● Problem requirements
The output should be identical to the entries that follow.

___ Provided information ___

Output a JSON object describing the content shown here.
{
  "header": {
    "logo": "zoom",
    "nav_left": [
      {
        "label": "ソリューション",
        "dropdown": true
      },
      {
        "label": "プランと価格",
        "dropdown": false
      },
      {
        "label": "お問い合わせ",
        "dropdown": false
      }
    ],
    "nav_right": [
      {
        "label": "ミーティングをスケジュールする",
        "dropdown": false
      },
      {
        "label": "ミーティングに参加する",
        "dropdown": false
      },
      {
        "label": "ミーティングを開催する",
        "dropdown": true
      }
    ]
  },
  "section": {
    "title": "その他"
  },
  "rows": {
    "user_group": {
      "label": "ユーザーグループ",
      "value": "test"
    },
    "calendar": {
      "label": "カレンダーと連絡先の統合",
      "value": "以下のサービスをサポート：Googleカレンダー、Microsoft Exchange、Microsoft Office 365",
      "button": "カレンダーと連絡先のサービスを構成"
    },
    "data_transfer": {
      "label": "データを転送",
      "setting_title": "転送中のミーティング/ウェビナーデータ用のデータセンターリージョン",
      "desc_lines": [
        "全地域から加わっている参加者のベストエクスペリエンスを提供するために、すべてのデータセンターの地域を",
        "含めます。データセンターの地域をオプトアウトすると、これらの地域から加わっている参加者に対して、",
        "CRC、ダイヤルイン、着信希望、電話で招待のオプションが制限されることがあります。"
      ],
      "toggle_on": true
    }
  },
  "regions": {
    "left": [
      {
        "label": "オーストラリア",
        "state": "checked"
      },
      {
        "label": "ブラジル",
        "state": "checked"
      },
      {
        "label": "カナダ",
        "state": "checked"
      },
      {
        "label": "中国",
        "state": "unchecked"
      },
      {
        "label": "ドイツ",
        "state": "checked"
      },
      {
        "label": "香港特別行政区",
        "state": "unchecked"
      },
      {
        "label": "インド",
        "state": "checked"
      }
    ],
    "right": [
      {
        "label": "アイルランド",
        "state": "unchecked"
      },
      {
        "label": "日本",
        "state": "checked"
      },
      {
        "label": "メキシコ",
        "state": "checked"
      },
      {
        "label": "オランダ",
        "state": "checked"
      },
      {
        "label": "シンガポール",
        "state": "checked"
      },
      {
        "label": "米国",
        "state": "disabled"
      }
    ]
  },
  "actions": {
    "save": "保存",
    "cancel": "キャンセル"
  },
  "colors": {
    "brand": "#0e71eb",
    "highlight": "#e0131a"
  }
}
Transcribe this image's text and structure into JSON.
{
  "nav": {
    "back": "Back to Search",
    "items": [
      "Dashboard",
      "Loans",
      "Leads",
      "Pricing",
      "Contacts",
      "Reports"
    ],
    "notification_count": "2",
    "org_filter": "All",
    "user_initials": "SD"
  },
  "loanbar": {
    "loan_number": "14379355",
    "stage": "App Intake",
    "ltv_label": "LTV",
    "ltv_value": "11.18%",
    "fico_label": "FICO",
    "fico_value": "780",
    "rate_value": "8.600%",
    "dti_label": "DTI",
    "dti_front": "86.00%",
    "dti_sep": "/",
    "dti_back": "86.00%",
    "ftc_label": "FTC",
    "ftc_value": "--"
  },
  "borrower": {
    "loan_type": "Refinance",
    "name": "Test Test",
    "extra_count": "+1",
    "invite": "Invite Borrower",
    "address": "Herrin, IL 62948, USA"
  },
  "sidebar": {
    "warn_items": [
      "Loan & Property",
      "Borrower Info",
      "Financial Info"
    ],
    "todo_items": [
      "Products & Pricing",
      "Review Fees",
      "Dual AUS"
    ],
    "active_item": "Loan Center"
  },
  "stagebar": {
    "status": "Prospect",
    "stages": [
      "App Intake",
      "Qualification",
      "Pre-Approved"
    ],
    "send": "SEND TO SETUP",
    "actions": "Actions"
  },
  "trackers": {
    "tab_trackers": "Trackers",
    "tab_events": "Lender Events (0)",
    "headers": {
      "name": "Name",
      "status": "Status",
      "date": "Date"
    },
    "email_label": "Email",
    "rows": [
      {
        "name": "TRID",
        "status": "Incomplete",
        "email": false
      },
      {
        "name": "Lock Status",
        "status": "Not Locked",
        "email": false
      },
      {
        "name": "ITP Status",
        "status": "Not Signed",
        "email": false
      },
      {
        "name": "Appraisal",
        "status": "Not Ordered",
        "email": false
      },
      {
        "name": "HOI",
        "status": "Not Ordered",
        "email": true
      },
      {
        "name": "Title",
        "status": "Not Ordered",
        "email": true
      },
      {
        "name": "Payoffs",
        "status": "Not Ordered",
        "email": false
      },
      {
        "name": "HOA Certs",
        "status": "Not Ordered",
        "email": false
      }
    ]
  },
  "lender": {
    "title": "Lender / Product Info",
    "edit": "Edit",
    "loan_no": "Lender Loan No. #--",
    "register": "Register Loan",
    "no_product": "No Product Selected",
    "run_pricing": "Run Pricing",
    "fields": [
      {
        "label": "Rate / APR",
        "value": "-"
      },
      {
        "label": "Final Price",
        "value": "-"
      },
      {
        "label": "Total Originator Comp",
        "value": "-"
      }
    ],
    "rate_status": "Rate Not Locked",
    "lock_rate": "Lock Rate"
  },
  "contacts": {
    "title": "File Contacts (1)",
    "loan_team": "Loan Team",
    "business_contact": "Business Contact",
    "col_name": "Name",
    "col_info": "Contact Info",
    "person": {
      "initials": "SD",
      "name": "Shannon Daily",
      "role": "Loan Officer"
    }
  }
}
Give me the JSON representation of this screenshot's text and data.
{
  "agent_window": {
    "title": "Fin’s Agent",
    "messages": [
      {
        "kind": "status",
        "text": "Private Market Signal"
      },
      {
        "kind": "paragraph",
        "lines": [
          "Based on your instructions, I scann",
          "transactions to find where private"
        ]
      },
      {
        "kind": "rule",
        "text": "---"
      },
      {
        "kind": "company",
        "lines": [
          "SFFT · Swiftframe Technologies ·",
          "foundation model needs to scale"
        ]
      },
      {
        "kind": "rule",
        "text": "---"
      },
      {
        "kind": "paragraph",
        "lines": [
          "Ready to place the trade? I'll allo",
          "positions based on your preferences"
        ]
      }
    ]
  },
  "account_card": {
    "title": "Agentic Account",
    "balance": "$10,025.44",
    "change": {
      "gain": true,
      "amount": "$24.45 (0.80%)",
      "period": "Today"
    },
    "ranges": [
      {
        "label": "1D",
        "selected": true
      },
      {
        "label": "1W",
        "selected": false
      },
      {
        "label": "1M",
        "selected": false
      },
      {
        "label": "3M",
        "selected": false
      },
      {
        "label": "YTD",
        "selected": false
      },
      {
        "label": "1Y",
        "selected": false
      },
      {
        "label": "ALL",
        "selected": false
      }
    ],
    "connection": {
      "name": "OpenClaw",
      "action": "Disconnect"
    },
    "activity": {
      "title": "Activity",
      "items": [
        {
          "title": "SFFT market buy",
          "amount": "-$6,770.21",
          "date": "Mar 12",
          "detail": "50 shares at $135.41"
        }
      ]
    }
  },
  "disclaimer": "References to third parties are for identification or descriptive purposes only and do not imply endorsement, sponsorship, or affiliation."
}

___

● Reply to the task
Output a JSON object describing the content shown here.
{
  "header": {
    "logo": "zoom",
    "nav_left": [
      {
        "label": "ソリューション",
        "dropdown": true
      },
      {
        "label": "プランと価格",
        "dropdown": false
      },
      {
        "label": "お問い合わせ",
        "dropdown": false
      }
    ],
    "nav_right": [
      {
        "label": "ミーティングをスケジュールする",
        "dropdown": false
      },
      {
        "label": "ミーティングに参加する",
        "dropdown": false
      },
      {
        "label": "ミーティングを開催する",
        "dropdown": true
      }
    ]
  },
  "section": {
    "title": "その他"
  },
  "rows": {
    "user_group": {
      "label": "ユーザーグループ",
      "value": "test"
    },
    "calendar": {
      "label": "カレンダーと連絡先の統合",
      "value": "以下のサービスをサポート：Googleカレンダー、Microsoft Exchange、Microsoft Office 365",
      "button": "カレンダーと連絡先のサービスを構成"
    },
    "data_transfer": {
      "label": "データを転送",
      "setting_title": "転送中のミーティング/ウェビナーデータ用のデータセンターリージョン",
      "desc_lines": [
        "全地域から加わっている参加者のベストエクスペリエンスを提供するために、すべてのデータセンターの地域を",
        "含めます。データセンターの地域をオプトアウトすると、これらの地域から加わっている参加者に対して、",
        "CRC、ダイヤルイン、着信希望、電話で招待のオプションが制限されることがあります。"
      ],
      "toggle_on": true
    }
  },
  "regions": {
    "left": [
      {
        "label": "オーストラリア",
        "state": "checked"
      },
      {
        "label": "ブラジル",
        "state": "checked"
      },
      {
        "label": "カナダ",
        "state": "checked"
      },
      {
        "label": "中国",
        "state": "unchecked"
      },
      {
        "label": "ドイツ",
        "state": "checked"
      },
      {
        "label": "香港特別行政区",
        "state": "unchecked"
      },
      {
        "label": "インド",
        "state": "checked"
      }
    ],
    "right": [
      {
        "label": "アイルランド",
        "state": "unchecked"
      },
      {
        "label": "日本",
        "state": "checked"
      },
      {
        "label": "メキシコ",
        "state": "checked"
      },
      {
        "label": "オランダ",
        "state": "checked"
      },
      {
        "label": "シンガポール",
        "state": "checked"
      },
      {
        "label": "米国",
        "state": "disabled"
      }
    ]
  },
  "actions": {
    "save": "保存",
    "cancel": "キャンセル"
  },
  "colors": {
    "brand": "#0e71eb",
    "highlight": "#e0131a"
  }
}
Transcribe this image's text and structure into JSON.
{
  "nav": {
    "back": "Back to Search",
    "items": [
      "Dashboard",
      "Loans",
      "Leads",
      "Pricing",
      "Contacts",
      "Reports"
    ],
    "notification_count": "2",
    "org_filter": "All",
    "user_initials": "SD"
  },
  "loanbar": {
    "loan_number": "14379355",
    "stage": "App Intake",
    "ltv_label": "LTV",
    "ltv_value": "11.18%",
    "fico_label": "FICO",
    "fico_value": "780",
    "rate_value": "8.600%",
    "dti_label": "DTI",
    "dti_front": "86.00%",
    "dti_sep": "/",
    "dti_back": "86.00%",
    "ftc_label": "FTC",
    "ftc_value": "--"
  },
  "borrower": {
    "loan_type": "Refinance",
    "name": "Test Test",
    "extra_count": "+1",
    "invite": "Invite Borrower",
    "address": "Herrin, IL 62948, USA"
  },
  "sidebar": {
    "warn_items": [
      "Loan & Property",
      "Borrower Info",
      "Financial Info"
    ],
    "todo_items": [
      "Products & Pricing",
      "Review Fees",
      "Dual AUS"
    ],
    "active_item": "Loan Center"
  },
  "stagebar": {
    "status": "Prospect",
    "stages": [
      "App Intake",
      "Qualification",
      "Pre-Approved"
    ],
    "send": "SEND TO SETUP",
    "actions": "Actions"
  },
  "trackers": {
    "tab_trackers": "Trackers",
    "tab_events": "Lender Events (0)",
    "headers": {
      "name": "Name",
      "status": "Status",
      "date": "Date"
    },
    "email_label": "Email",
    "rows": [
      {
        "name": "TRID",
        "status": "Incomplete",
        "email": false
      },
      {
        "name": "Lock Status",
        "status": "Not Locked",
        "email": false
      },
      {
        "name": "ITP Status",
        "status": "Not Signed",
        "email": false
      },
      {
        "name": "Appraisal",
        "status": "Not Ordered",
        "email": false
      },
      {
        "name": "HOI",
        "status": "Not Ordered",
        "email": true
      },
      {
        "name": "Title",
        "status": "Not Ordered",
        "email": true
      },
      {
        "name": "Payoffs",
        "status": "Not Ordered",
        "email": false
      },
      {
        "name": "HOA Certs",
        "status": "Not Ordered",
        "email": false
      }
    ]
  },
  "lender": {
    "title": "Lender / Product Info",
    "edit": "Edit",
    "loan_no": "Lender Loan No. #--",
    "register": "Register Loan",
    "no_product": "No Product Selected",
    "run_pricing": "Run Pricing",
    "fields": [
      {
        "label": "Rate / APR",
        "value": "-"
      },
      {
        "label": "Final Price",
        "value": "-"
      },
      {
        "label": "Total Originator Comp",
        "value": "-"
      }
    ],
    "rate_status": "Rate Not Locked",
    "lock_rate": "Lock Rate"
  },
  "contacts": {
    "title": "File Contacts (1)",
    "loan_team": "Loan Team",
    "business_contact": "Business Contact",
    "col_name": "Name",
    "col_info": "Contact Info",
    "person": {
      "initials": "SD",
      "name": "Shannon Daily",
      "role": "Loan Officer"
    }
  }
}
Give me the JSON representation of this screenshot's text and data.
{
  "agent_window": {
    "title": "Fin’s Agent",
    "messages": [
      {
        "kind": "status",
        "text": "Private Market Signal"
      },
      {
        "kind": "paragraph",
        "lines": [
          "Based on your instructions, I scann",
          "transactions to find where private"
        ]
      },
      {
        "kind": "rule",
        "text": "---"
      },
      {
        "kind": "company",
        "lines": [
          "SFFT · Swiftframe Technologies ·",
          "foundation model needs to scale"
        ]
      },
      {
        "kind": "rule",
        "text": "---"
      },
      {
        "kind": "paragraph",
        "lines": [
          "Ready to place the trade? I'll allo",
          "positions based on your preferences"
        ]
      }
    ]
  },
  "account_card": {
    "title": "Agentic Account",
    "balance": "$10,025.44",
    "change": {
      "gain": true,
      "amount": "$24.45 (0.80%)",
      "period": "Today"
    },
    "ranges": [
      {
        "label": "1D",
        "selected": true
      },
      {
        "label": "1W",
        "selected": false
      },
      {
        "label": "1M",
        "selected": false
      },
      {
        "label": "3M",
        "selected": false
      },
      {
        "label": "YTD",
        "selected": false
      },
      {
        "label": "1Y",
        "selected": false
      },
      {
        "label": "ALL",
        "selected": false
      }
    ],
    "connection": {
      "name": "OpenClaw",
      "action": "Disconnect"
    },
    "activity": {
      "title": "Activity",
      "items": [
        {
          "title": "SFFT market buy",
          "amount": "-$6,770.21",
          "date": "Mar 12",
          "detail": "50 shares at $135.41"
        }
      ]
    }
  },
  "disclaimer": "References to third parties are for identification or descriptive purposes only and do not imply endorsement, sponsorship, or affiliation."
}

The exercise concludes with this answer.